Before it became a hoodie, the material in a new Adidas by Stella McCartney top might have had a previous life as part of a T-shirt or a pair of jeans. The limited-edition sweatshirt is the first commercially produced garment to use new technology that purifies and liquifies old cotton to transform it into new material.
The tech, called NuCycl, “essentially turns old clothing into new, high-quality raw materials for the creation of new clothes,” says Stacy Flynn, cofounder and CEO of Evrnu, the company that developed the technology. It’s one attempt to deal with the growing problem of waste from fashion. In a year, the world throws out an estimated 92 million tons of textile waste. In a little more than a decade, that number could increase by 60%. “Our goal is to convert that garment waste into new fiber, so that we eliminate the context of waste in the supply chain,” Flynn says.
Recycling cotton isn’t new—if you take an old pair of jeans to Madewell, for example, they’ll donate them to Habitat for Humanity or another organization for recycling as housing insulation. But making old fabric into new yarn strong enough to be remade into clothing is a much harder challenge. Mechanical recycling, or chopping up fabric into smaller pieces, weakens it. Evrnu’s process uses a chemical process instead. “We’re breaking these materials down to their polymer form and building them back up,” Flynn says. Garment waste is turned into a pulp, liquified, and then pushed out of a 3D-printer-like extruder to form new yarn.
The new hoodie, made from a blend of the new yarn and organic cotton, uses fabric with a complex jacquard knit. “It’s demonstrating that not only can we salvage these resources from going into landfills or incinerators, but we can actually create higher performing material than the materials may have been in their original form,” Flynn says.
The startup, founded in 2014, has been working with brands over the past few years to make early prototypes using its technology. The new collaboration with Adidas is the next step before going to market, as a small collection of 50 hoodies will be given to athletes. Though the company couldn’t share an expected date for brands to start selling clothing made with its technology in stores, Flynn says that it hopes to “get out of prototyping” in 2019. The company doesn’t manufacture fabrics itself but works with brands to develop custom fabrics, then licenses its technology to garment factories.
It’s one of a handful of startups working on similar technologies both to address the issue of clothing being trashed and the challenges of making new materials in the first place—growing cotton, for example, is heavily irrigated in regions that are struggling with water shortages. (The Aral Sea, which was once one of the largest lakes in the world, dried up by 2014 in part because of intensive cotton production nearby.) In landfills, old clothing can release methane, a potent greenhouse gas.
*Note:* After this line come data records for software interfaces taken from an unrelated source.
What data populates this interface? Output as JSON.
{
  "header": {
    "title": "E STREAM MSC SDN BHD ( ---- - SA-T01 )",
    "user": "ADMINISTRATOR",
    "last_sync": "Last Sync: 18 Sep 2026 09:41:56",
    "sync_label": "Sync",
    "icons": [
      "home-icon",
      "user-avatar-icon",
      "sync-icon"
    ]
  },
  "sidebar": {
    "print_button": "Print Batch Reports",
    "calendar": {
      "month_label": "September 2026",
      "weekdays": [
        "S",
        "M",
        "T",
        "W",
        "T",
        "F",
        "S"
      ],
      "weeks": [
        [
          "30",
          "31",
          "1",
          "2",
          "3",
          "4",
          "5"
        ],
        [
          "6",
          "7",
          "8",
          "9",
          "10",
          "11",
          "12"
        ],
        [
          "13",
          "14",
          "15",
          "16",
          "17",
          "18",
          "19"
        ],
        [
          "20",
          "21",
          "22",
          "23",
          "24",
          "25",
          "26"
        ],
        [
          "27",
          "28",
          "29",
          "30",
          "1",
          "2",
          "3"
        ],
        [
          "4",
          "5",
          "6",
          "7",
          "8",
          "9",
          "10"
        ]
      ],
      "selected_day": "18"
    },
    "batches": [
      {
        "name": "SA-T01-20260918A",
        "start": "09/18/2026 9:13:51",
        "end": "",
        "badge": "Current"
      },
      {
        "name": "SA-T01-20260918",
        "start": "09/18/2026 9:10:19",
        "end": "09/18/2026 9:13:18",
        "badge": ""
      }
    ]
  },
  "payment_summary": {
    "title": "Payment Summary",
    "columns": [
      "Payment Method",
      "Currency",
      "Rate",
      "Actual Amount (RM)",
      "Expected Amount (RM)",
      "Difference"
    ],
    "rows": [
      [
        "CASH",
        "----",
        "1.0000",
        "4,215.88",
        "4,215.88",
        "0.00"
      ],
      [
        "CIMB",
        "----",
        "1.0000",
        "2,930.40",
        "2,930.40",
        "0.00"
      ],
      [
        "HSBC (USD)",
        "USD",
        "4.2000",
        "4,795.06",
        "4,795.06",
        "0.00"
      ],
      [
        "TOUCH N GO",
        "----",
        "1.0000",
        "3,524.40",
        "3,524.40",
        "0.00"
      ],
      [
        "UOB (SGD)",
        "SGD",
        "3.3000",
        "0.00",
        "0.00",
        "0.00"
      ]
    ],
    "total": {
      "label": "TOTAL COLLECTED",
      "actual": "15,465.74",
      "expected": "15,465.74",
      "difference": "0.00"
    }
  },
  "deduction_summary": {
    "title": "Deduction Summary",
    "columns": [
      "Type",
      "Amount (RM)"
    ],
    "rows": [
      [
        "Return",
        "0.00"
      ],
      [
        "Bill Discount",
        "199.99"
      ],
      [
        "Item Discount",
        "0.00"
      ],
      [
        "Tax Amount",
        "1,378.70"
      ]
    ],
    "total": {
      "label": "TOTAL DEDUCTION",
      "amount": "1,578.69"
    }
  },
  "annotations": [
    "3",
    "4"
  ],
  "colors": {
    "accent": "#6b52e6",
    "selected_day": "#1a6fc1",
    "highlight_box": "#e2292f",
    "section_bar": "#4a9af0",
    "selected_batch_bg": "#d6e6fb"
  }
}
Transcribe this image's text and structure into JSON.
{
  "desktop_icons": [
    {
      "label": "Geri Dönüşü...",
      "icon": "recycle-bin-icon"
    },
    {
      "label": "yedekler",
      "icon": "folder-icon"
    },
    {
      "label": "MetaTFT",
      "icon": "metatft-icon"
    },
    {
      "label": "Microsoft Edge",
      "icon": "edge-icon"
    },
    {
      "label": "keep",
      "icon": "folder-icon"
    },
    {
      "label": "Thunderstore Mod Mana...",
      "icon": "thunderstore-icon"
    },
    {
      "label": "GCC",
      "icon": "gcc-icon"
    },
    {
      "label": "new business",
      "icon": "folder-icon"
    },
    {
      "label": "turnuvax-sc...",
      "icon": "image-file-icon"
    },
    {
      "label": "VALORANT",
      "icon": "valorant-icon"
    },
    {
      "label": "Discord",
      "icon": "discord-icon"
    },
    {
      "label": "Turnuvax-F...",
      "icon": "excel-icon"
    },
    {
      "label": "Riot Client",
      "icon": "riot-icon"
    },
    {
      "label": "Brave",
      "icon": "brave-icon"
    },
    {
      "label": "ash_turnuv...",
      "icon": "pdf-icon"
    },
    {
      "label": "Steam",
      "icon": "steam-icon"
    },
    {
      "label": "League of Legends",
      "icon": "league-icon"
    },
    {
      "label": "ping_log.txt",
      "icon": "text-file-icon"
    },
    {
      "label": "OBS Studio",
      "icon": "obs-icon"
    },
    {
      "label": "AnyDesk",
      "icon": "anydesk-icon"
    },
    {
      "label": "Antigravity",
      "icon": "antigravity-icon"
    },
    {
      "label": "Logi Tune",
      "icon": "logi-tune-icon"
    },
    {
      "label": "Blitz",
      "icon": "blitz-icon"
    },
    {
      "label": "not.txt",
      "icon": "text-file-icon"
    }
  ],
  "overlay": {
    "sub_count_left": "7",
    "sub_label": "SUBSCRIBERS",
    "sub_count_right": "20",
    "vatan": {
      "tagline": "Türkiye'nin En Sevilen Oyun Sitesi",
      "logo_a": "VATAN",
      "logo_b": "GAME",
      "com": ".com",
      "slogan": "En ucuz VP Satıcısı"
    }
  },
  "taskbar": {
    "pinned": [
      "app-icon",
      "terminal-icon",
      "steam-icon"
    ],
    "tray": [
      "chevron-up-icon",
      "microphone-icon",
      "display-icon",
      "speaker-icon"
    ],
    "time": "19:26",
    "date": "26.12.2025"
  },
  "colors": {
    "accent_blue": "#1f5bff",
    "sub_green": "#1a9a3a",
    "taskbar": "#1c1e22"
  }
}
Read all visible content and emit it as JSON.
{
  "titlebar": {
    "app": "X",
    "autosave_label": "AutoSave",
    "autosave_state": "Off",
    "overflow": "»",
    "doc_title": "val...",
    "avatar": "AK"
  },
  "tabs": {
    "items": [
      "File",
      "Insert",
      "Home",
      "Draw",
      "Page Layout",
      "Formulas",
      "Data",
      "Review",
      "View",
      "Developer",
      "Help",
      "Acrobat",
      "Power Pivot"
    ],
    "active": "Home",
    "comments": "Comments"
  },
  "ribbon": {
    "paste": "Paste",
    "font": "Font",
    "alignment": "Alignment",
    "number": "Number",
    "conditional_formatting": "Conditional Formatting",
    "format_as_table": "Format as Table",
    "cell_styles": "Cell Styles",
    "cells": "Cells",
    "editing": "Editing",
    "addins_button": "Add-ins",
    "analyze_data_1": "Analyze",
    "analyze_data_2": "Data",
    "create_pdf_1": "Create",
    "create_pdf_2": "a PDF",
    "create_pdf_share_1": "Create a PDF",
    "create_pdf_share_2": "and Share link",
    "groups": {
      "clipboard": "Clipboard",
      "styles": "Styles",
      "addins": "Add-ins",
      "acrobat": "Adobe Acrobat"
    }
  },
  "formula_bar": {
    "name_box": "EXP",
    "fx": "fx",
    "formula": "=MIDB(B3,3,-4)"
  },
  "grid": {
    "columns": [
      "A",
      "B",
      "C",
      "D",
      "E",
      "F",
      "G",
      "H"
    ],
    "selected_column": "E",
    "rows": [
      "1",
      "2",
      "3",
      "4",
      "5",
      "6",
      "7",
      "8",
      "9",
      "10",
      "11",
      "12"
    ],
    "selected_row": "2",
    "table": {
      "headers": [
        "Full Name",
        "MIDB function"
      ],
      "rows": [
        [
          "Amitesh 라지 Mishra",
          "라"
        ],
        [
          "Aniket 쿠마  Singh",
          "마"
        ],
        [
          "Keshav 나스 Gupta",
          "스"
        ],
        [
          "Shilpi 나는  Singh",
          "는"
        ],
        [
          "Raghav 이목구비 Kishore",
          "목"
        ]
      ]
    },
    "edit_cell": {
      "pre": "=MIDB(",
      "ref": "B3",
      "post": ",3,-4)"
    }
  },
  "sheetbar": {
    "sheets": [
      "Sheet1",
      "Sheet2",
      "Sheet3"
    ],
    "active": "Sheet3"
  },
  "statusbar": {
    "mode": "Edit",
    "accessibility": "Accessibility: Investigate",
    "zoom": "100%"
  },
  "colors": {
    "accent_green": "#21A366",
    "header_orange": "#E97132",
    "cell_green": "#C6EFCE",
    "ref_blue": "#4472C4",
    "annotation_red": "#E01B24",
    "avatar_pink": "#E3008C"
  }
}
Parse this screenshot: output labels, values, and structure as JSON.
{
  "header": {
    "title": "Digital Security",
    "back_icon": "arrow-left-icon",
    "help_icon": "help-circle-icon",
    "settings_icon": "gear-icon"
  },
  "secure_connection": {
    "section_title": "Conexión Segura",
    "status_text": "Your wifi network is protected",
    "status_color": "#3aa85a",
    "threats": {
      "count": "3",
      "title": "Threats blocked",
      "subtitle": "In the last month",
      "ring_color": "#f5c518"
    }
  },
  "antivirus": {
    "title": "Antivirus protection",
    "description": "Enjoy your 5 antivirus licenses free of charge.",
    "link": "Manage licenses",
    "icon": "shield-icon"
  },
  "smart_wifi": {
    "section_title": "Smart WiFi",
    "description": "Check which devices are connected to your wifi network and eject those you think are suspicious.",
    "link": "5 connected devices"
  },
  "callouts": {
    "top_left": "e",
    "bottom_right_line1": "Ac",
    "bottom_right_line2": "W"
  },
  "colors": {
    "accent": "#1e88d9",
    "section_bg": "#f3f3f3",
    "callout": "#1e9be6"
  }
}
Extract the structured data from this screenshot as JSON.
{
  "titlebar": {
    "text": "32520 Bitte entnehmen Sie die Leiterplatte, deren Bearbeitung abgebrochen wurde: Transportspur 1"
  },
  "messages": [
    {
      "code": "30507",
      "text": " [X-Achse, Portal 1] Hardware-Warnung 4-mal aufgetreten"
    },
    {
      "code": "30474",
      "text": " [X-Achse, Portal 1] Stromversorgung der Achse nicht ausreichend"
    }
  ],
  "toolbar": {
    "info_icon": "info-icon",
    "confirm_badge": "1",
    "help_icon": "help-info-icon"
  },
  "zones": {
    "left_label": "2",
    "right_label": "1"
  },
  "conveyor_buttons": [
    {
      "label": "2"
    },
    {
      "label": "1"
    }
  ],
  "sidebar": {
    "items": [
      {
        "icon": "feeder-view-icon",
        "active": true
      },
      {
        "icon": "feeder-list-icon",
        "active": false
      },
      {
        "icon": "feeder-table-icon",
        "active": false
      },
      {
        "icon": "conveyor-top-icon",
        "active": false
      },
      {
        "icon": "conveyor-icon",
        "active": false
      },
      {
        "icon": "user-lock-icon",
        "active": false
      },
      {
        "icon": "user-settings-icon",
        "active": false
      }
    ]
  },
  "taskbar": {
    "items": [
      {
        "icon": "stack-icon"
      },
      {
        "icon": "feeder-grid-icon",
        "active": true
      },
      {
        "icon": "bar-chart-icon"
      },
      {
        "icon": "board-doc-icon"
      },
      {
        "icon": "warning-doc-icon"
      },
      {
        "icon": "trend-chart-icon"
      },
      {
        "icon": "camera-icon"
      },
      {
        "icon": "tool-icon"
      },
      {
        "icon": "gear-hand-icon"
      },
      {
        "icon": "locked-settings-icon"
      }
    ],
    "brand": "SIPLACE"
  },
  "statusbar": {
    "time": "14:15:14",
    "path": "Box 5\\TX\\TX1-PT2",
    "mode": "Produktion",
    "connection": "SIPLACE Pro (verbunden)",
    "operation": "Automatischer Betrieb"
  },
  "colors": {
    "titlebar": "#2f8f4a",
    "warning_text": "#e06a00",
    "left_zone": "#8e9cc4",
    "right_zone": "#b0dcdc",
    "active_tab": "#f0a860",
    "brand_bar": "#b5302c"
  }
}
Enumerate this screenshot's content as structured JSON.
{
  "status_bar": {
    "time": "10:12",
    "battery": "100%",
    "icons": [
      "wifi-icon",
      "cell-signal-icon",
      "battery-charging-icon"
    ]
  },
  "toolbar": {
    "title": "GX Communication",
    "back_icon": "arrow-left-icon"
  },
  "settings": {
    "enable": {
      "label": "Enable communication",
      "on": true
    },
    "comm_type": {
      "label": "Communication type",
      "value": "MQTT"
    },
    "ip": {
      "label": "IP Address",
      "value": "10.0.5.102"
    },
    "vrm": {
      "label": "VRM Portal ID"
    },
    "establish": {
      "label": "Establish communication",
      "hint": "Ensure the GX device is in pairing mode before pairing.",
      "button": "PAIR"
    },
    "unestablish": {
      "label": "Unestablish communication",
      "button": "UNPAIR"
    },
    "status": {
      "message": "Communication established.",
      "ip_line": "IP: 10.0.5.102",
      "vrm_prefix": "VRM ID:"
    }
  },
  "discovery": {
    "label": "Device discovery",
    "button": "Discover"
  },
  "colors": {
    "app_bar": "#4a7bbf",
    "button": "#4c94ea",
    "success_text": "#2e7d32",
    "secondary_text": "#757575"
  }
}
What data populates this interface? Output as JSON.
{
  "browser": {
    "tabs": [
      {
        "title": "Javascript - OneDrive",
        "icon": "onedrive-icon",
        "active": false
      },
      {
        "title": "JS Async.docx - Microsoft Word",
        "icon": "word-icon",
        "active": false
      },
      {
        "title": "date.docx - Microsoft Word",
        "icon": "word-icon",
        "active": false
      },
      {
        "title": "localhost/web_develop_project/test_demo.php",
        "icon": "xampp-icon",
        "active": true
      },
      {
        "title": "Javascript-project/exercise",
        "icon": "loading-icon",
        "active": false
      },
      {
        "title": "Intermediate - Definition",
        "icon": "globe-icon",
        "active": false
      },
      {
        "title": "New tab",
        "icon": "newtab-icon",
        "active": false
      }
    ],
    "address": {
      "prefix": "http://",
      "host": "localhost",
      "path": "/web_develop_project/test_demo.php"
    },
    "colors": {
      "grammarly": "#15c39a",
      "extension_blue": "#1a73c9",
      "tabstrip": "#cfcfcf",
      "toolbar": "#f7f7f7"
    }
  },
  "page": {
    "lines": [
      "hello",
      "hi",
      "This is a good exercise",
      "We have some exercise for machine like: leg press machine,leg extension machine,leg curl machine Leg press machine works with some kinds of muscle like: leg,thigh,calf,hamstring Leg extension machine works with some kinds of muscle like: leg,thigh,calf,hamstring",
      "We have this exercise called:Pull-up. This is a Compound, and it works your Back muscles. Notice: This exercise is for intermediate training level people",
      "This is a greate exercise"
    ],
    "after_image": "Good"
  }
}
Spinnova, a Finnish startup, is working on another process that can fully recycle old clothing. Renewcell, Ambercycle, Worn Again, and others are also working on technology to recycle textiles.
In theory, the fashion industry could operate as a closed loop, though Flynn believes that because demand for clothing is rapidly increasing, traditional production will still be necessary. Recycling clothes could make it possible to fill the gap created by that growing global demand. “Right now, it’s just a one-way street: We’re taking a lot of the resources, but we’re not replenishing at the levels that we need to replenish in order for the foundation of the supply chain to be healthy and thriving into the future,” she says.
For apparel companies, using this type of material is both a way to prepare for potential supply-chain shortages in the future and respond to consumers who want to buy more sustainably produced clothing. Flynn argues that new recycling technology can help tackle the problems created by fast fashion. “If we can rethink how we are leveraging technology, we can actually take a business model like fast fashion and use it as a catalyst for positive environmental and human effect,” she says.